Aylus Networks, Inc. ("Aylus") sought documents from Apple "relating to the revenue, costs and profits from (1) purchases or rentals of iTunes video content using the accused Apple TV and/or iOS products iPhone, iPad, and iPod Touch ('Accused iOS Products') [and] (2) purchases of video games on the App Store using the Accused iOS Products." Apple declined to produce the documents and Aylus moved to compel claiming that the information was relevant to its damages claims.
The court began its analysis by noting that Georgia-Pacific factor six examines "[t]he effect of selling the patented specialty in promoting sales of other products of the licensee; that existing value of the invention to the licensor as a generator of sales of his non-patented items; and the extent of such derivative or convoyed sales." Georgia-Pacific Corp. v. U.S. Plywood Corp., 318 F. Supp. 1116, 1120 (S.D.N.Y. 1970), modified and aff'd, 446 F.2d 295 (2d. Cir. 1971).
The district court then found that the sales information "Aylus seeks addresses the sixth Georgia-Pacific factor, even if some of the information relates to sales involving non-infringing products.
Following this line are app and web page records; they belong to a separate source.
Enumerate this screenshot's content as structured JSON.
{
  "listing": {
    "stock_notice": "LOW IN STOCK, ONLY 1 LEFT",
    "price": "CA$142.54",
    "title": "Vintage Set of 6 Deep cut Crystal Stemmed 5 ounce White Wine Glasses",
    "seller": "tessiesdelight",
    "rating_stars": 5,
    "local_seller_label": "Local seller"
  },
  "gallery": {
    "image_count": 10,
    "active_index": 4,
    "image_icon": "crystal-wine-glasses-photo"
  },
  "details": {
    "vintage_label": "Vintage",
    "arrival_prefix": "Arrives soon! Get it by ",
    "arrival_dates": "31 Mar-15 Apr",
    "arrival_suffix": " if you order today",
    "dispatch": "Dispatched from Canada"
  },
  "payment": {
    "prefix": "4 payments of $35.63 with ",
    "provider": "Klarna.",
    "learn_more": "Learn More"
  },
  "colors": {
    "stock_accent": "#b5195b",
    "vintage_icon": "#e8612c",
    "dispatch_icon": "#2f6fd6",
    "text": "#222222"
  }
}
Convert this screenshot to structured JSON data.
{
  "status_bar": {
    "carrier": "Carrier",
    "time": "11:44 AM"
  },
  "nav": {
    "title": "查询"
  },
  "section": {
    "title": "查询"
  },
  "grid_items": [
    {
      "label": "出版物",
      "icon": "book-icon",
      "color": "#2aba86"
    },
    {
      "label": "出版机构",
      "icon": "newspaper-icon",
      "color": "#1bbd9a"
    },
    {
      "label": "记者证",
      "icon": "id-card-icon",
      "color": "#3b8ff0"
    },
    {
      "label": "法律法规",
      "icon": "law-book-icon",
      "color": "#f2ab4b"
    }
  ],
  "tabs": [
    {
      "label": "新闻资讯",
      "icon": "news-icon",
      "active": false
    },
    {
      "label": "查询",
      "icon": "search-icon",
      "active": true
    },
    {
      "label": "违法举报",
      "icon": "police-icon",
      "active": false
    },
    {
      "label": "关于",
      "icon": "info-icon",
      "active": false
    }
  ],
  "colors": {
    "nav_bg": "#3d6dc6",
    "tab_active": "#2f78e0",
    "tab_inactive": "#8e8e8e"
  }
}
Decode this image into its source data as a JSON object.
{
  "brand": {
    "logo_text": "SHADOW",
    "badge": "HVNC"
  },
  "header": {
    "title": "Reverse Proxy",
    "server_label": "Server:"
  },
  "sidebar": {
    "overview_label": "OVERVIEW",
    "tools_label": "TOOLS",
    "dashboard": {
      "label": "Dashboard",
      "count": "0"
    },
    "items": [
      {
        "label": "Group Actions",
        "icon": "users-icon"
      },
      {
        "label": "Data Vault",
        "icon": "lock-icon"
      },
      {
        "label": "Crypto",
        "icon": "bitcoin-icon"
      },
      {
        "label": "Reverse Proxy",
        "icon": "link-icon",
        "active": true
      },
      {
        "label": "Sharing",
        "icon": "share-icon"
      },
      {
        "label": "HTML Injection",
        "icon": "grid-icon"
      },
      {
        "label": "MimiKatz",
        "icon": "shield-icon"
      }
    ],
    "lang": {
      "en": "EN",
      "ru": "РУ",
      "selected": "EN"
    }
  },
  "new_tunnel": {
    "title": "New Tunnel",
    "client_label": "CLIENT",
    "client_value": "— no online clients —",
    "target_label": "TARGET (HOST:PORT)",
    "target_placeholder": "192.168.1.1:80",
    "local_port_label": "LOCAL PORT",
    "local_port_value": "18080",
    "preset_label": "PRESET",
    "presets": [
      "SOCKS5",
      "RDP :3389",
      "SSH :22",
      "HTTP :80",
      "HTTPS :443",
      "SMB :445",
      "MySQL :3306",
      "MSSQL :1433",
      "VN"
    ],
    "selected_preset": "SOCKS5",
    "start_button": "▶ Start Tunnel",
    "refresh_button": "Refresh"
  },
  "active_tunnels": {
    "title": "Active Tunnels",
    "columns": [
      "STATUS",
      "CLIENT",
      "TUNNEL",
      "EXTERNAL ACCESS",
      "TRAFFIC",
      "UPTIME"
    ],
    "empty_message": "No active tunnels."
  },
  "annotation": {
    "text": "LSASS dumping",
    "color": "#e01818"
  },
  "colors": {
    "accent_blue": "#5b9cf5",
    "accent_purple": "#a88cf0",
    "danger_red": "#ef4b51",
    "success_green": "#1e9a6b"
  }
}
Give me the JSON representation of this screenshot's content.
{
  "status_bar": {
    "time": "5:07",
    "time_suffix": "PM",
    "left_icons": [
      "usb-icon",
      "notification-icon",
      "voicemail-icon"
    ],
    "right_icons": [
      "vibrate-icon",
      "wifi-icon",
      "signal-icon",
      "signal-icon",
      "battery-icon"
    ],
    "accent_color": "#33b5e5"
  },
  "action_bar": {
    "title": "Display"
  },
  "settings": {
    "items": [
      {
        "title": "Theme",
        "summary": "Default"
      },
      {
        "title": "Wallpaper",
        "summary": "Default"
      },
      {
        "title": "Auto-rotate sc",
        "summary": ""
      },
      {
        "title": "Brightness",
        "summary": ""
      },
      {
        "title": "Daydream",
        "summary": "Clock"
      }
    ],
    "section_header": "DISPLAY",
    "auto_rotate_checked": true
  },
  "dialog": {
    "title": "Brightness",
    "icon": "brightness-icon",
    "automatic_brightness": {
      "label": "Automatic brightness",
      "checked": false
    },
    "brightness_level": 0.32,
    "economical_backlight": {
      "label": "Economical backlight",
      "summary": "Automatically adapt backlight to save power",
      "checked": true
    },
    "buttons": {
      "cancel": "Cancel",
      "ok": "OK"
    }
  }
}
See Micro Chemical, Inc. v. Lextron, Inc., 317 F.3d 1387, 1393 (Fed. Cir. 2003) (trial court did not abuse its discretion in allowing expert to testify on the effect sales of non-infringing products had on a reasonable royalty rate); Trans-World Mfg. Corp. v. Al Nyman & Sons, Inc., 750 F.2d 1552, 1566 (Fed. Cir. 1984) (district court incorrectly excluded evidence of profits where infringing use of displays could have increased eyeglass sales and thus could be relevant in determining the amount of a reasonable royalty). Apple's description of the accused Airplay functionality as only a "small feature" of certain of its iOS devices does not mean that the information Aylus seeks is not relevant.See Haworth, Inc. v. Herman Miller, Inc., 162 F.R.D. 286, 288 (1995) ("It may well be that when all factors in the market for [the patented product] are considered, convoyed sales of freestanding [collateral products] will play a negligible role in calculating a reasonable royalty. But it is too soon to tell whether recovery for convoyed sales would over-compensate [plaintiff].")."
The court also reasoned that "[t]o the extent that Airplay, no matter how small its role, draws more consumers to purchase video content/video games through the iTunes store so that they can, through their iPod Touch, iPad, or iPhone, direct that content to an accused AppleTV for display on a home television screen, those sales could shape the reasonable royalty analysis.
The court also found that Apple's arguments to the contrary were not persuasive because its assertion that Aylus "seeks iTunes Store revenue that is not tied to the accused AirPlay functionality" ignored the allegations in the complaint, which alleged the tie between iTtunes Store revenue and AirPlay.
Finally, the court disagreed that "information concerning convoyed sales is not discoverable simply because a plaintiff may fail to prove that those sales are, in fact, convoyed sales. If Apple wishes to argue the convoyed sales issue at trial, to either challenge the admissibility of certain evidence or undermine Aylus' theory of damages, it may do so. But the argument is unsuccessful insofar as Apple expects to resist discovery of the information Aylus seeks here."
Accordingly, the court order Apple to produce the requested documents to Aylus.
Aylus Networks, Inc. v. Apple Inc., Case No. 13-cv-04700-EMC (KAW) (N.D. Cal. April 9, 2015)